Trauma is the mark someones selfishness has left on our lives. Surviving is the legacy that we build on that spot.
We are not victims of someone else’s weakness, we are champions of our own strength and resilience. I know in my heart the weight of rebuilding after the betrayal of abuse. I know the path because I walked it, slowly, and largely alone. Along the way I learned everything I could with the hope that one day I might be able to help illuminate the path for other survivors by telling them how I found my way back. This is another step along that way. For years I have been doing one-on-one support for women and other people who have survived as well. I focused my energy on finding people who felt alone and walking beside them through the dark. After several years and dozens of survivors I have decided to share the things I experienced and what I came to know in order to maybe create a resource for people who are struggling to articulate or express the complexities of being a survivor–the ways that it changes, day to day, even hour to hour. The things that seem inconsistent or contrary to surviving, that cause us all so much unnecessary guilt and suffering because there is no tidy way to unpack this box. The spectrum of emotions, reactions, triggers and trials that come days, weeks, months and years after the abuse. I am almost 7 years out on a rape and 4+ years on an extremely emotionally abusive (and emotionally controlling) relationship. I can say from the other side of the woods, that yes, there is an other side of the woods. There is another life. There is a resurrection. We all get a return.

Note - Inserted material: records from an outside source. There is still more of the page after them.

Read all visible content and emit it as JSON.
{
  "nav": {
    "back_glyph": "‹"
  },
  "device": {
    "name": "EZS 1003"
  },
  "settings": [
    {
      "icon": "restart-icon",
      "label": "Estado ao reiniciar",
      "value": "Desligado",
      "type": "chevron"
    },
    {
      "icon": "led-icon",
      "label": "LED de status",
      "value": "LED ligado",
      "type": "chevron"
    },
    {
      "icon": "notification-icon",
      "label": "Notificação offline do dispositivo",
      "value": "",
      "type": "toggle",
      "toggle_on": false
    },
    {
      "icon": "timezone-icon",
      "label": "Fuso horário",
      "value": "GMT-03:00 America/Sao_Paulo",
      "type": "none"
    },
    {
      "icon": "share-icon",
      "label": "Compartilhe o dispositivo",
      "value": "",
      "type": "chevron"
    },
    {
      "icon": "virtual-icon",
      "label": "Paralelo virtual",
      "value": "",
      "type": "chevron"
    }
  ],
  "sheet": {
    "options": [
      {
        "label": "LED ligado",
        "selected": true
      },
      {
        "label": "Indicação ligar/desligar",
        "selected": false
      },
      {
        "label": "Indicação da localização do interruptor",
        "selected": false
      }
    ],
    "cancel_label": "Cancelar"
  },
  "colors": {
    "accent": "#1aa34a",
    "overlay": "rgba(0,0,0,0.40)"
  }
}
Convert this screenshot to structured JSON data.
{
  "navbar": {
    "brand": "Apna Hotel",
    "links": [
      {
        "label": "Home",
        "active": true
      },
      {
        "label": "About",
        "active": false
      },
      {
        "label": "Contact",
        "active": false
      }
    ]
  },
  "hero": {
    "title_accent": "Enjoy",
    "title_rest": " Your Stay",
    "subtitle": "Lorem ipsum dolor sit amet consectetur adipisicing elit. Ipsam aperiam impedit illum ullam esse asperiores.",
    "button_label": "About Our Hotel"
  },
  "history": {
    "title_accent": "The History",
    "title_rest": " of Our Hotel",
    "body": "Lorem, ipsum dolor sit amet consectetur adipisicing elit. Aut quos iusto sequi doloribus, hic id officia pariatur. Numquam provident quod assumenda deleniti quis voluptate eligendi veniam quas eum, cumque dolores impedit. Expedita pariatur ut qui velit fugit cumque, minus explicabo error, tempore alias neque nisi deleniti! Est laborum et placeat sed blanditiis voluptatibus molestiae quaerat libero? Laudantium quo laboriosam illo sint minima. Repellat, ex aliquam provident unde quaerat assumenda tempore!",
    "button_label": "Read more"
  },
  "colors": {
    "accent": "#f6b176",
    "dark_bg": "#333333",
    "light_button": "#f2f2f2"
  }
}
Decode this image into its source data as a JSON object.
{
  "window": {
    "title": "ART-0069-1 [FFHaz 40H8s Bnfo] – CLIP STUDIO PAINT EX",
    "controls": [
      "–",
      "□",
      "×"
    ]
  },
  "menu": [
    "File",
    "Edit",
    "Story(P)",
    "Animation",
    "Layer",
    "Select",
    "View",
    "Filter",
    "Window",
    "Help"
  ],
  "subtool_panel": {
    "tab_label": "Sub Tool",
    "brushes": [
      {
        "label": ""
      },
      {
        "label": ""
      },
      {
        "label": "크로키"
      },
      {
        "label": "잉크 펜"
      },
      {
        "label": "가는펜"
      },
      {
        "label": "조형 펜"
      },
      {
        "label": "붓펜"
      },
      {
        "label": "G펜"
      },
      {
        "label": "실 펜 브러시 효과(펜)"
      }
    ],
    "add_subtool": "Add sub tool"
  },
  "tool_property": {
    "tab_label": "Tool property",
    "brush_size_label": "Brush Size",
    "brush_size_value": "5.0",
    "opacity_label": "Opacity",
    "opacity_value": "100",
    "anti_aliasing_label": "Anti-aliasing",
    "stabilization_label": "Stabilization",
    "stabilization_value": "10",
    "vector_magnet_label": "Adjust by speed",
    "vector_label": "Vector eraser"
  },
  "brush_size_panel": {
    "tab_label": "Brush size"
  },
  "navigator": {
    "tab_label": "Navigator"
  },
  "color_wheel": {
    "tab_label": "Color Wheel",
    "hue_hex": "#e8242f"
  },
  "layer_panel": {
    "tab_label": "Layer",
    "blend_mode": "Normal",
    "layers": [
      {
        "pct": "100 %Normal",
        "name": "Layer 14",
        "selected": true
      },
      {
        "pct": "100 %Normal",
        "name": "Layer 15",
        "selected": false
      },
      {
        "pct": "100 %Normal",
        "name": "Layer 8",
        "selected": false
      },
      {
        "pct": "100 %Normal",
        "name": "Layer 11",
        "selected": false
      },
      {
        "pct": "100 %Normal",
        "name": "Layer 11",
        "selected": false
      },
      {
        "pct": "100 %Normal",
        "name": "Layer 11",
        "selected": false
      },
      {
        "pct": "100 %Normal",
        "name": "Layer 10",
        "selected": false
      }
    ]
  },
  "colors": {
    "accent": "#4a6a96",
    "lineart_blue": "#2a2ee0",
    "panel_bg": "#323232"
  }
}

Surviving is a refusal.
Surviving is a rebuilding.
Surviving is a right.
Surviving is revenge.
Surviving is restorative.
Surviving is justice.
Surviving is POSSIBLE.
This is a story for anyone that may be helped by reading about my journey from the bathroom floor to my feet, over and over again and again and again. This is a chronicle of all the times I got back up–it’s a love letter to myself, and a to anyone else who is still surviving, a tribute to those who didn’t, and it is a storming back into the dark to resurrect what we’ve lost along the way. It is a thread from my new self through the shadows to my old self. I don’t know if it will help anyone, but it’s worth it even if it only helps me. I don’t know what anyone else can or should do to survive, but maybe we can find some community in the act of fighting together, in our own ways. To all the people I have pain in common with, I love you, I believe you, I survived it, and you can too.